Recent years have seen a change in the nature of regulatory activity at the EU level. The shift has been away from legally binding instruments to alternative regulatory instruments such as co-regulation and self regulation by the social and economic actors concerned. This has also been true in the electronic communications area where ETSI members are active and the result has also been that there has been a wider recognition of the non-EN deliverable types being used to support these new areas. However, there is also a greater move towards encouraging sectors to come to voluntary codes of conduct rather than face the prospect of regulation. One recent agreement was achieved in February 2007 where the majority of European mobile operators signed an agreement on the protection of minors using mobile phones through the development of self-regulatory codes to be in place by February 2008. This route is preferred but the outcome will be monitored and the option of whether stronger regulatory intervention is required will still be there. In the meantime the mobile operators will look to establish the voluntary code and make use of the specifications and work already performed following their investment in the standardization process.
i2010 - A European Information Society for growth and employment

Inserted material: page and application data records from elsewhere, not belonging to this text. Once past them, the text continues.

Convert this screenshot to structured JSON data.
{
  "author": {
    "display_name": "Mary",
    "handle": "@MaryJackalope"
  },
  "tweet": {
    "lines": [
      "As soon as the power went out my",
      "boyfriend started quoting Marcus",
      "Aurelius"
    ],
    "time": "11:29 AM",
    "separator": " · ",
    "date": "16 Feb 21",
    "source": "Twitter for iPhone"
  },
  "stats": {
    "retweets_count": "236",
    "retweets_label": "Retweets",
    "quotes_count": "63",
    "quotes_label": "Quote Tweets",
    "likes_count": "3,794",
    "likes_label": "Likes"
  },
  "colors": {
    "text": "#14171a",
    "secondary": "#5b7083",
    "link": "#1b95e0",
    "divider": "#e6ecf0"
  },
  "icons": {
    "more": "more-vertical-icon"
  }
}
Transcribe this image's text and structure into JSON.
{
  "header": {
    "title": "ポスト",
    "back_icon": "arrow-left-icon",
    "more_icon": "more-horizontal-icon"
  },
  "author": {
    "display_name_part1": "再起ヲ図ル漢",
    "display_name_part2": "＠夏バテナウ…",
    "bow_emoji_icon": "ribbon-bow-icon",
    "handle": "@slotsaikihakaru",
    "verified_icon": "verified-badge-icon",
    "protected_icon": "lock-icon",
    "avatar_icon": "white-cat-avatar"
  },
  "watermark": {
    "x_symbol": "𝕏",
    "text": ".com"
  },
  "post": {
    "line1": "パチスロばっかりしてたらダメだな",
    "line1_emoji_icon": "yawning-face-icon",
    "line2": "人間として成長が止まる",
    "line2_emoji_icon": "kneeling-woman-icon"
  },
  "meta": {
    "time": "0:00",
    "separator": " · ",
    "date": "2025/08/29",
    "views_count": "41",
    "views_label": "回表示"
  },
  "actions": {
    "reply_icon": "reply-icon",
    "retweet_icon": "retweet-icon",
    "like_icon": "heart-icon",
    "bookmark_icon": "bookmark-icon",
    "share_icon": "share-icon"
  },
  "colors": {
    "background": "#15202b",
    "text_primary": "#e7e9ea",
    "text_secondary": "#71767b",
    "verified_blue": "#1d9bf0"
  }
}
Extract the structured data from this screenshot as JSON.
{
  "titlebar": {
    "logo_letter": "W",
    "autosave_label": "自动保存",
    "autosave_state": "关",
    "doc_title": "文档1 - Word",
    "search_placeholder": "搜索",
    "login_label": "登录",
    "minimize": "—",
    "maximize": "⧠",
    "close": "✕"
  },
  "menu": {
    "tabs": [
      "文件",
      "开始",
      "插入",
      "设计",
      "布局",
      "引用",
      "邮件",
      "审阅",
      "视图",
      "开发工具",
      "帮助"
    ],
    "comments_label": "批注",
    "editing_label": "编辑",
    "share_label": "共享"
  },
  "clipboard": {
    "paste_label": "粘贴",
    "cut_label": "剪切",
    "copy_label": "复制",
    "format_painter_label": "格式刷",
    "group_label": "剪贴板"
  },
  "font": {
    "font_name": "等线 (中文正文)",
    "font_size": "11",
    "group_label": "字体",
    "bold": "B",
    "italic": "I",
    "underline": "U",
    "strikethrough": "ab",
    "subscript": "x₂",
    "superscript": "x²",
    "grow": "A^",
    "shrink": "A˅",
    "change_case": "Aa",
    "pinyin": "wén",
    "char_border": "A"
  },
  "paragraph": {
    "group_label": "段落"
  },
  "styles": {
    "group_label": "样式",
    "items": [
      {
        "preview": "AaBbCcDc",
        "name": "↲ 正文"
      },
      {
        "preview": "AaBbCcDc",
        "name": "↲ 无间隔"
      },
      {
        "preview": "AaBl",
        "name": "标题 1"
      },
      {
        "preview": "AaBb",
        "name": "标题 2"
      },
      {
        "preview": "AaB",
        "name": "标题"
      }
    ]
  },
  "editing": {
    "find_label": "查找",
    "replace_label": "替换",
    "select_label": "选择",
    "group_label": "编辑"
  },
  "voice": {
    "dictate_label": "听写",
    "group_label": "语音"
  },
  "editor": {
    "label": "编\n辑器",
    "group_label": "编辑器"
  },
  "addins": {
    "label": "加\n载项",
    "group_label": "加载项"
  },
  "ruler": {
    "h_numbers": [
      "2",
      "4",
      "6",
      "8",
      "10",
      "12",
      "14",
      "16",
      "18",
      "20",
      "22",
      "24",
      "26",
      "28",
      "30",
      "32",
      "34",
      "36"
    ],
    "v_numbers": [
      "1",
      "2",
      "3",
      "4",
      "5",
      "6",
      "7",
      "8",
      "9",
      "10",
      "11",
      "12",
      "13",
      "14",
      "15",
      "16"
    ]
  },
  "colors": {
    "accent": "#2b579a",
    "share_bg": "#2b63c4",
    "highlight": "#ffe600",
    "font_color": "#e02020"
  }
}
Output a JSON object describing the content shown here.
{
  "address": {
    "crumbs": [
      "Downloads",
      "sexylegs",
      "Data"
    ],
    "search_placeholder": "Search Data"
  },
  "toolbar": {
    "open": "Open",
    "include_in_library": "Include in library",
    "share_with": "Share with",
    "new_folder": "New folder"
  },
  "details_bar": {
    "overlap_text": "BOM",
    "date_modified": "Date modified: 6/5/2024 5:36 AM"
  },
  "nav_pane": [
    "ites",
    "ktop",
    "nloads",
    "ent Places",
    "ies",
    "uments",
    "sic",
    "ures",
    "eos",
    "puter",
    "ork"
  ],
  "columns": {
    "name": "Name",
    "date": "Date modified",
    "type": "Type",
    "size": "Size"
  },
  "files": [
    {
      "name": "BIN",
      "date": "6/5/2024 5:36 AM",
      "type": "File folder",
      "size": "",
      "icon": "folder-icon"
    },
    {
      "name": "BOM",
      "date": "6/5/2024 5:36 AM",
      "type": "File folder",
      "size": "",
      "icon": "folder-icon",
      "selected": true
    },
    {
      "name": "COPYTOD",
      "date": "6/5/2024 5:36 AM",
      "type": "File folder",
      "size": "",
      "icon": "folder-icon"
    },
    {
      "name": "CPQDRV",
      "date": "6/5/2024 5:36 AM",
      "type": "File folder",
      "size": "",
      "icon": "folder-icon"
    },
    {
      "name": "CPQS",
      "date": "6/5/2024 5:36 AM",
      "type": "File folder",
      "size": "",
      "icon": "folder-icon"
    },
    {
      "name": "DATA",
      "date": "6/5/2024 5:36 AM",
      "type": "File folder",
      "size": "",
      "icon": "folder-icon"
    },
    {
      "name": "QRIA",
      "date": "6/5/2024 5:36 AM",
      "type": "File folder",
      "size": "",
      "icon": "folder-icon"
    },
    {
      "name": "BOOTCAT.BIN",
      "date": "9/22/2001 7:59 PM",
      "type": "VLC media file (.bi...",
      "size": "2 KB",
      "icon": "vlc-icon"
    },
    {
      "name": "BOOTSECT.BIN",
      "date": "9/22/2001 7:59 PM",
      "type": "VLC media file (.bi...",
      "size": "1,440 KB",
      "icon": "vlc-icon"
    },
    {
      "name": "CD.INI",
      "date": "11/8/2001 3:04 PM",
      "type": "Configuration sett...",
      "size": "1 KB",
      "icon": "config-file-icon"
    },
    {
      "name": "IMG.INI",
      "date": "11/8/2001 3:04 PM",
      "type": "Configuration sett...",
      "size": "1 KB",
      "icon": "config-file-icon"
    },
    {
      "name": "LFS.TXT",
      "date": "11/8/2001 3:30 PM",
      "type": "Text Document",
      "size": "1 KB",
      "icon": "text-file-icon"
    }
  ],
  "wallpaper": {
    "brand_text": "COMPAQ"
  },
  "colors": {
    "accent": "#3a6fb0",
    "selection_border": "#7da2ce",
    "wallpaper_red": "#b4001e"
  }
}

i2010 is an initiative driven by the revision of the Lisbon Strategy and it provides a framework outlining broad policy guidelines with the goal of being an integrated policy to encourage knowledge and innovation. It also follows on from the eEurope 2002 and 2005 programmes that had focused on providing the availability of a widespread broadband access, a secured information infrastructure and greater development of on-line public services and eBusiness applications. ETSI has contributed with specifications, reports and guidelines under these programmes and continues to do so through trying to answer to the EC's ICT Standardization Work programme.